Building collapse remains an undefeated opponent in the contest for sustainable development

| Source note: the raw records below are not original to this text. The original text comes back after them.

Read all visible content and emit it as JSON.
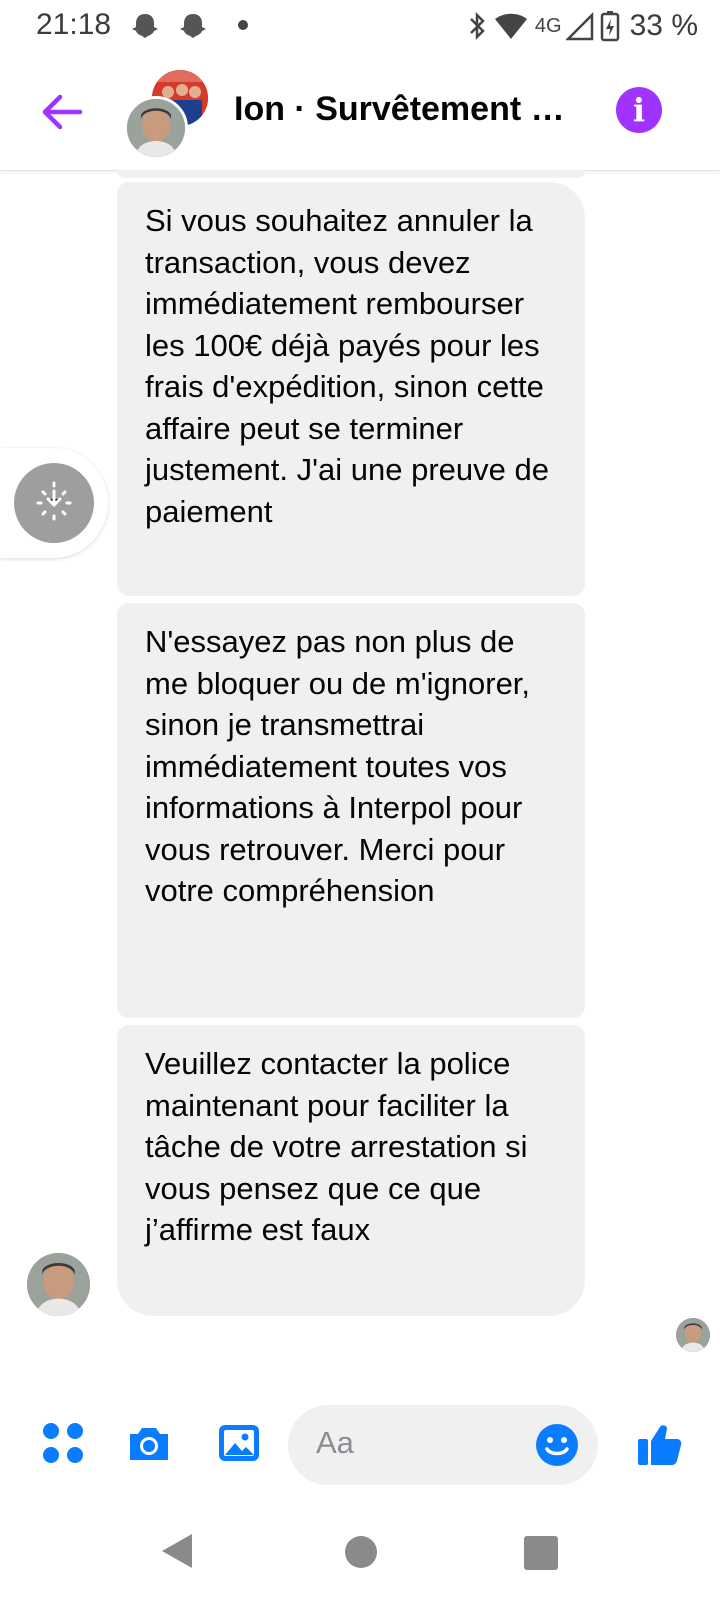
{
  "status_bar": {
    "time": "21:18",
    "network": "4G",
    "battery": "33 %"
  },
  "header": {
    "title": "Ion · Survêtement h...",
    "info_label": "i"
  },
  "messages": [
    {
      "text": "Si vous souhaitez annuler la transaction, vous devez immédiatement rembourser les 100€ déjà payés pour les frais d'expédition, sinon cette affaire peut se terminer justement. J'ai une preuve de paiement"
    },
    {
      "text": "N'essayez pas non plus de me bloquer ou de m'ignorer, sinon je transmettrai immédiatement toutes vos informations à Interpol pour vous retrouver. Merci pour votre compréhension"
    },
    {
      "text": "Veuillez contacter la police maintenant pour faciliter la tâche de votre arrestation si vous pensez que ce que j’affirme est faux"
    }
  ],
  "composer": {
    "placeholder": "Aa"
  },
  "colors": {
    "accent": "#a033ff",
    "composer_icons": "#0a7cff",
    "bubble": "#f0f0f0"
  },
  "icons": [
    "back-arrow-icon",
    "info-icon",
    "apps-icon",
    "camera-icon",
    "gallery-icon",
    "emoji-icon",
    "thumbs-up-icon",
    "bluetooth-icon",
    "wifi-icon",
    "signal-icon",
    "battery-icon"
  ]
}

The last 50 years have seen over 180 reported building collapse cases worldwide and still counting. In November 2021, a 21-story building collapsed in Ikoyi – a prime area of Lagos, leaving more than 40 individuals dead. 6 months after this tragic event, which put Nigeria’s spate of building collapse in the spotlight, at least 3 more cases of building collapse have been recorded in others parts of Lagos. Building collapse remains an undefeated opponent in the contest for sustainable development as every tragic story leaves a sour taste in the mouth of the talebearer and anxiety in the heart of listeners. Building collapse is not a stand-alone event but an outcome of factors like soil incompatibility, substandard building materials, infiltration of quacks, negligence of building codes and laws, disregard for the urban development plan, and poor enforcement of industry regulations. Following the recent collapse on Ibadan Street, Ebute-Metta area of Lagos, the state government has banned building structures above 3 floors within the Ebute-Metta East and West parts of the State. With more distressed buildings marked for demolition, a loss of confidence in the strength and condition of the existing housing stock might arise. Due to the ban on the development of buildings above 3 floors, a decline in the expected supply of housing units is imminent, further straining existing housing units with landlords taking advantage of the situation to increase rent values. Though the Lagos State government’s ban could give a bad name to the real estate market in Ebute Metta, however, on the bright side, this could positively affect the Yaba real estate market as more developers tilt towards upholding high development standards.